  18. 18. 6.8 Ion Collection (collection efficiency) number of ions collected collection efficiency = number of ions producedCollection efficiency can be measuredusing the ‘two voltage’ method in which scanningone voltage is set at the operating voltage pulsed(typically V1=300 V), and the second radiationvoltage half of its value (e.g. V2=150 V). pulsed Pion at V1The recombination correction factor, Pion, radiationcan be obtained from the ratio of the continuouscharges (Q1/Q2) collected at the 2 radiationvoltages.The voltage on the chamber should bechosen so that the collection efficiency Q1/Q2(1/Pion) is at least 99%. 18
  19. 19. 6.9 Chamber Polarity EffectsPolarity effect: the charge collected by an ion chamberchanges in magnitude when the polarity of the collectingvoltage is reversed.This effect can be minimized by taking the average of the 2readings with reversed polarity.The polarity effect is more severe for electron beams thanfor photon beams. 19

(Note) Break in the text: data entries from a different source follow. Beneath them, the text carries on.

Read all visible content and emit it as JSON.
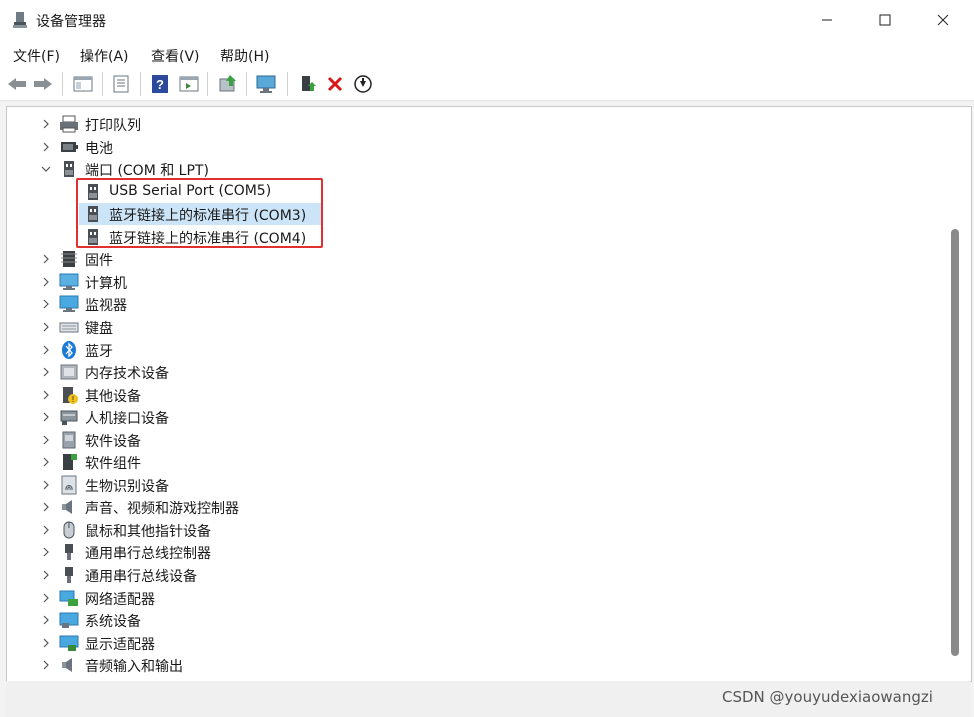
{
  "window": {
    "title": "设备管理器"
  },
  "menu": [
    {
      "label": "文件(F)"
    },
    {
      "label": "操作(A)"
    },
    {
      "label": "查看(V)"
    },
    {
      "label": "帮助(H)"
    }
  ],
  "tree": [
    {
      "label": "打印队列",
      "icon": "printer-icon",
      "expanded": false
    },
    {
      "label": "电池",
      "icon": "battery-icon",
      "expanded": false
    },
    {
      "label": "端口 (COM 和 LPT)",
      "icon": "port-icon",
      "expanded": true
    },
    {
      "label": "USB Serial Port (COM5)",
      "icon": "port-icon",
      "child": true
    },
    {
      "label": "蓝牙链接上的标准串行 (COM3)",
      "icon": "port-icon",
      "child": true,
      "selected": true
    },
    {
      "label": "蓝牙链接上的标准串行 (COM4)",
      "icon": "port-icon",
      "child": true
    },
    {
      "label": "固件",
      "icon": "firmware-icon",
      "expanded": false
    },
    {
      "label": "计算机",
      "icon": "computer-icon",
      "expanded": false
    },
    {
      "label": "监视器",
      "icon": "monitor-icon",
      "expanded": false
    },
    {
      "label": "键盘",
      "icon": "keyboard-icon",
      "expanded": false
    },
    {
      "label": "蓝牙",
      "icon": "bluetooth-icon",
      "expanded": false
    },
    {
      "label": "内存技术设备",
      "icon": "memory-icon",
      "expanded": false
    },
    {
      "label": "其他设备",
      "icon": "unknown-device-icon",
      "expanded": false
    },
    {
      "label": "人机接口设备",
      "icon": "hid-icon",
      "expanded": false
    },
    {
      "label": "软件设备",
      "icon": "software-device-icon",
      "expanded": false
    },
    {
      "label": "软件组件",
      "icon": "software-component-icon",
      "expanded": false
    },
    {
      "label": "生物识别设备",
      "icon": "fingerprint-icon",
      "expanded": false
    },
    {
      "label": "声音、视频和游戏控制器",
      "icon": "speaker-icon",
      "expanded": false
    },
    {
      "label": "鼠标和其他指针设备",
      "icon": "mouse-icon",
      "expanded": false
    },
    {
      "label": "通用串行总线控制器",
      "icon": "usb-icon",
      "expanded": false
    },
    {
      "label": "通用串行总线设备",
      "icon": "usb-icon",
      "expanded": false
    },
    {
      "label": "网络适配器",
      "icon": "network-icon",
      "expanded": false
    },
    {
      "label": "系统设备",
      "icon": "system-icon",
      "expanded": false
    },
    {
      "label": "显示适配器",
      "icon": "display-adapter-icon",
      "expanded": false
    },
    {
      "label": "音频输入和输出",
      "icon": "audio-icon",
      "expanded": false
    }
  ],
  "watermark": "CSDN @youyudexiaowangzi",
  "colors": {
    "highlight": "#e03030",
    "selection": "#cce4f7"
  }
}
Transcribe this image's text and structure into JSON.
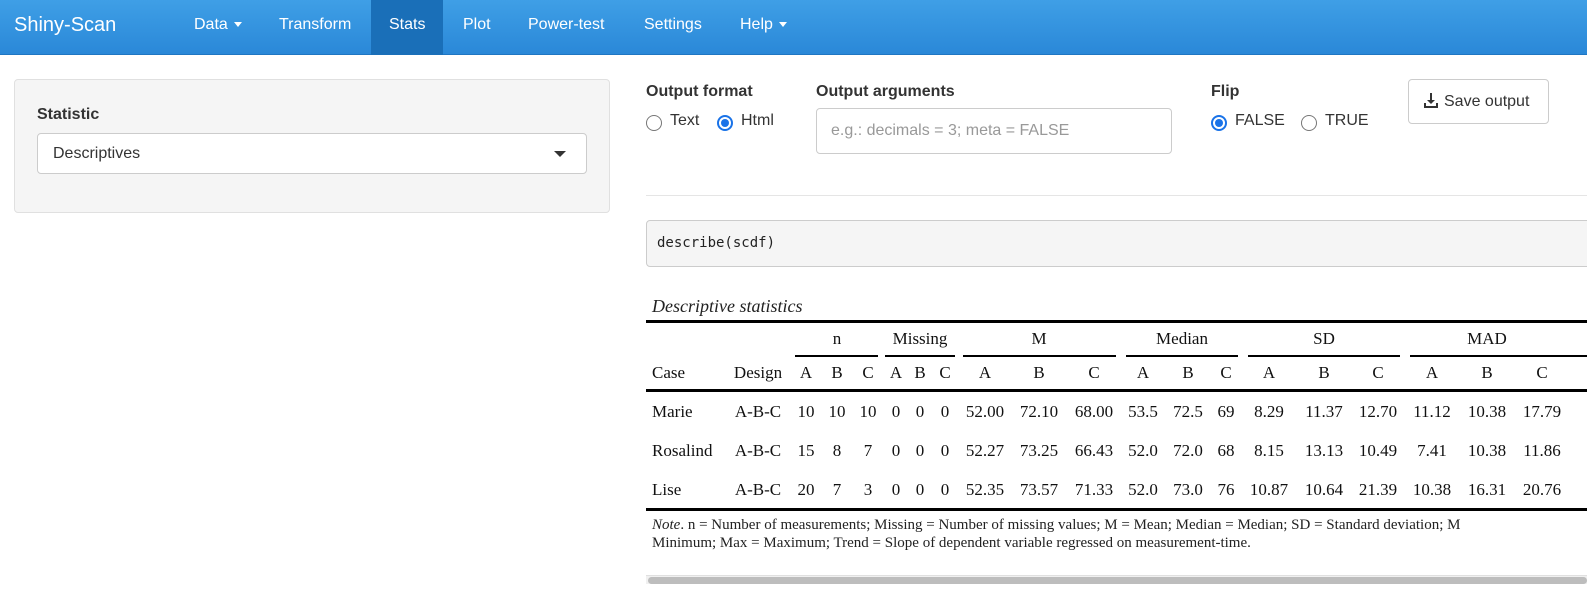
{
  "navbar": {
    "brand": "Shiny-Scan",
    "items": [
      {
        "label": "Data",
        "dropdown": true
      },
      {
        "label": "Transform"
      },
      {
        "label": "Stats",
        "active": true
      },
      {
        "label": "Plot"
      },
      {
        "label": "Power-test"
      },
      {
        "label": "Settings"
      },
      {
        "label": "Help",
        "dropdown": true
      }
    ]
  },
  "sidebar": {
    "statistic_label": "Statistic",
    "statistic_value": "Descriptives"
  },
  "controls": {
    "output_format": {
      "label": "Output format",
      "options": [
        {
          "label": "Text",
          "checked": false
        },
        {
          "label": "Html",
          "checked": true
        }
      ]
    },
    "output_arguments": {
      "label": "Output arguments",
      "placeholder": "e.g.: decimals = 3; meta = FALSE",
      "value": ""
    },
    "flip": {
      "label": "Flip",
      "options": [
        {
          "label": "FALSE",
          "checked": true
        },
        {
          "label": "TRUE",
          "checked": false
        }
      ]
    },
    "save_button": "Save output"
  },
  "code": "describe(scdf)",
  "table": {
    "caption": "Descriptive statistics",
    "groups": [
      "n",
      "Missing",
      "M",
      "Median",
      "SD",
      "MAD"
    ],
    "header": {
      "case": "Case",
      "design": "Design",
      "phases": [
        "A",
        "B",
        "C",
        "A",
        "B",
        "C",
        "A",
        "B",
        "C",
        "A",
        "B",
        "C",
        "A",
        "B",
        "C",
        "A",
        "B",
        "C"
      ]
    },
    "rows": [
      {
        "case": "Marie",
        "design": "A-B-C",
        "values": [
          "10",
          "10",
          "10",
          "0",
          "0",
          "0",
          "52.00",
          "72.10",
          "68.00",
          "53.5",
          "72.5",
          "69",
          "8.29",
          "11.37",
          "12.70",
          "11.12",
          "10.38",
          "17.79"
        ]
      },
      {
        "case": "Rosalind",
        "design": "A-B-C",
        "values": [
          "15",
          "8",
          "7",
          "0",
          "0",
          "0",
          "52.27",
          "73.25",
          "66.43",
          "52.0",
          "72.0",
          "68",
          "8.15",
          "13.13",
          "10.49",
          "7.41",
          "10.38",
          "11.86"
        ]
      },
      {
        "case": "Lise",
        "design": "A-B-C",
        "values": [
          "20",
          "7",
          "3",
          "0",
          "0",
          "0",
          "52.35",
          "73.57",
          "71.33",
          "52.0",
          "73.0",
          "76",
          "10.87",
          "10.64",
          "21.39",
          "10.38",
          "16.31",
          "20.76"
        ]
      }
    ],
    "note_label": "Note",
    "note_line1": ". n = Number of measurements; Missing = Number of missing values; M = Mean; Median = Median; SD = Standard deviation; M",
    "note_line2": "Minimum; Max = Maximum; Trend = Slope of dependent variable regressed on measurement-time."
  }
}
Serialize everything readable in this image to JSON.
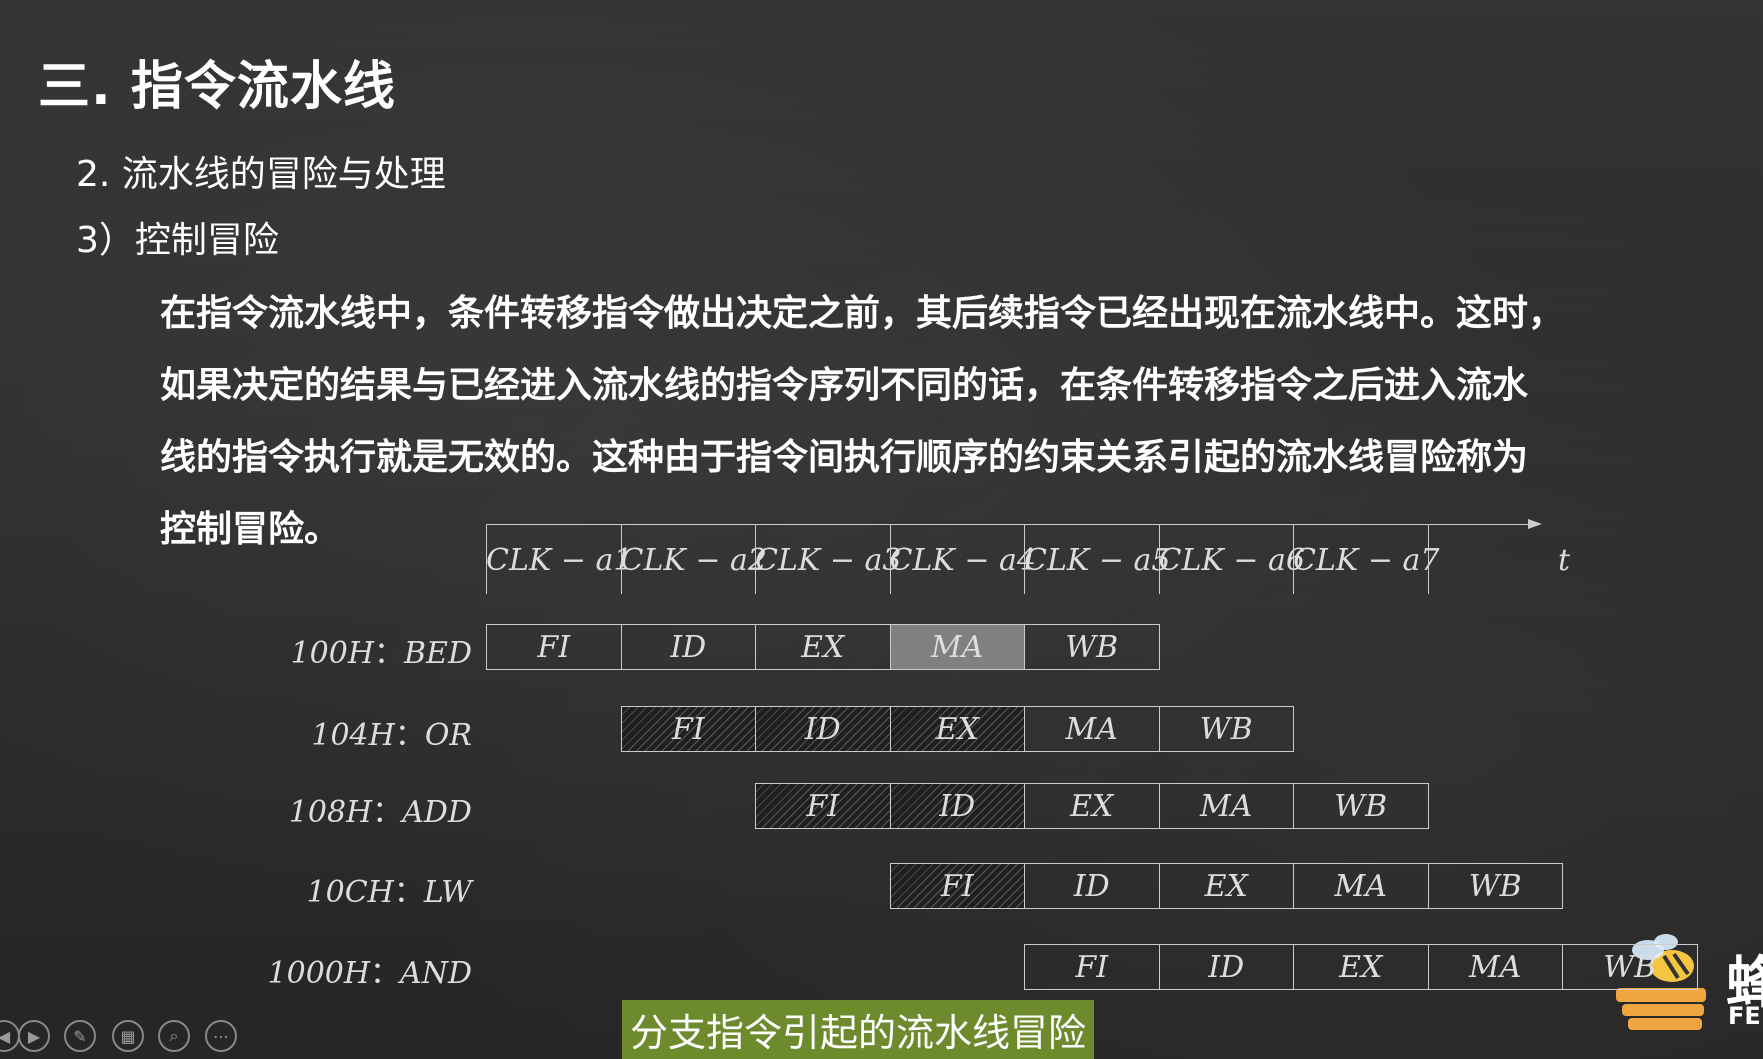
{
  "title": "三. 指令流水线",
  "subtitle1": "2. 流水线的冒险与处理",
  "subtitle2": "3）控制冒险",
  "paragraph": [
    "在指令流水线中，条件转移指令做出决定之前，其后续指令已经出现在流水线中。这时，",
    "如果决定的结果与已经进入流水线的指令序列不同的话，在条件转移指令之后进入流水",
    "线的指令执行就是无效的。这种由于指令间执行顺序的约束关系引起的流水线冒险称为",
    "控制冒险。"
  ],
  "axis": {
    "clocks": [
      "CLK − a1",
      "CLK − a2",
      "CLK − a3",
      "CLK − a4",
      "CLK − a5",
      "CLK − a6",
      "CLK − a7"
    ],
    "end_label": "t"
  },
  "rows": [
    {
      "addr": "100H",
      "sep": "：",
      "op": "BED",
      "start": 0,
      "stages": [
        {
          "name": "FI",
          "style": "plain"
        },
        {
          "name": "ID",
          "style": "plain"
        },
        {
          "name": "EX",
          "style": "plain"
        },
        {
          "name": "MA",
          "style": "gray"
        },
        {
          "name": "WB",
          "style": "plain"
        }
      ]
    },
    {
      "addr": "104H",
      "sep": "：",
      "op": "OR",
      "start": 1,
      "stages": [
        {
          "name": "FI",
          "style": "hatch"
        },
        {
          "name": "ID",
          "style": "hatch"
        },
        {
          "name": "EX",
          "style": "hatch"
        },
        {
          "name": "MA",
          "style": "plain"
        },
        {
          "name": "WB",
          "style": "plain"
        }
      ]
    },
    {
      "addr": "108H",
      "sep": "：",
      "op": "ADD",
      "start": 2,
      "stages": [
        {
          "name": "FI",
          "style": "hatch"
        },
        {
          "name": "ID",
          "style": "hatch"
        },
        {
          "name": "EX",
          "style": "plain"
        },
        {
          "name": "MA",
          "style": "plain"
        },
        {
          "name": "WB",
          "style": "plain"
        }
      ]
    },
    {
      "addr": "10CH",
      "sep": "：",
      "op": "LW",
      "start": 3,
      "stages": [
        {
          "name": "FI",
          "style": "hatch"
        },
        {
          "name": "ID",
          "style": "plain"
        },
        {
          "name": "EX",
          "style": "plain"
        },
        {
          "name": "MA",
          "style": "plain"
        },
        {
          "name": "WB",
          "style": "plain"
        }
      ]
    },
    {
      "addr": "1000H",
      "sep": "：",
      "op": "AND",
      "start": 4,
      "stages": [
        {
          "name": "FI",
          "style": "plain"
        },
        {
          "name": "ID",
          "style": "plain"
        },
        {
          "name": "EX",
          "style": "plain"
        },
        {
          "name": "MA",
          "style": "plain"
        },
        {
          "name": "WB",
          "style": "plain"
        }
      ]
    }
  ],
  "caption": "分支指令引起的流水线冒险",
  "player_controls": [
    "prev-icon",
    "play-icon",
    "pen-icon",
    "slides-icon",
    "zoom-icon",
    "more-icon"
  ],
  "logo": {
    "text": "蜂",
    "sub": "FE"
  },
  "colors": {
    "hatch_dark": "#202020",
    "highlight_gray": "#808080",
    "caption_bg": "#6d8a2d"
  }
}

  20. 20. 6.10 Environmental ConditionsChamber calibration factor is stated under standardconditions (P=760 mm Hg, T=22°C). In normal use,chamber is unsealed and communicated to the outsideatmosphere. The density (and the mass) of air in the aircavity is affected by the temperature and pressure, andtherefore need to be corrected.  760   273 + T CT , P = ×   P   295 P is the pressure in mm of Hg, and T is the temperature indegrees of Celsius (adding 273 converts Celsius to absolutetemperature in degrees of Kelvin). 20
  21. 21. Example: A chamber was calibrated under the standardconditions: T=22°C, P=760 mm Hg. When the chamber isused under the room conditions: T=25°C, P=750 mm Hg,and reads a charge of M=3×10-8 Coulomb, what is thecorrected reading Mcorr? 273 + 25 760 M corr =M× × 273 + 22 750 −8 298 760 = 3 ×10 × × 295 750 −8 = 3.07 ×10 Coulomb 21
  22. 22. 6.11 Measurement of Exposure X = M • CT,P • Cs • Cst • NC X is the exposure in Roentgen. M is the chamber reading. Nc is the chamber exposure calibration factor traceable to NIST. CT,P is the temperature, pressure correction factor. Cs is the correction factor for recombination loss. Cst is correction factor for stem leakage. 22

×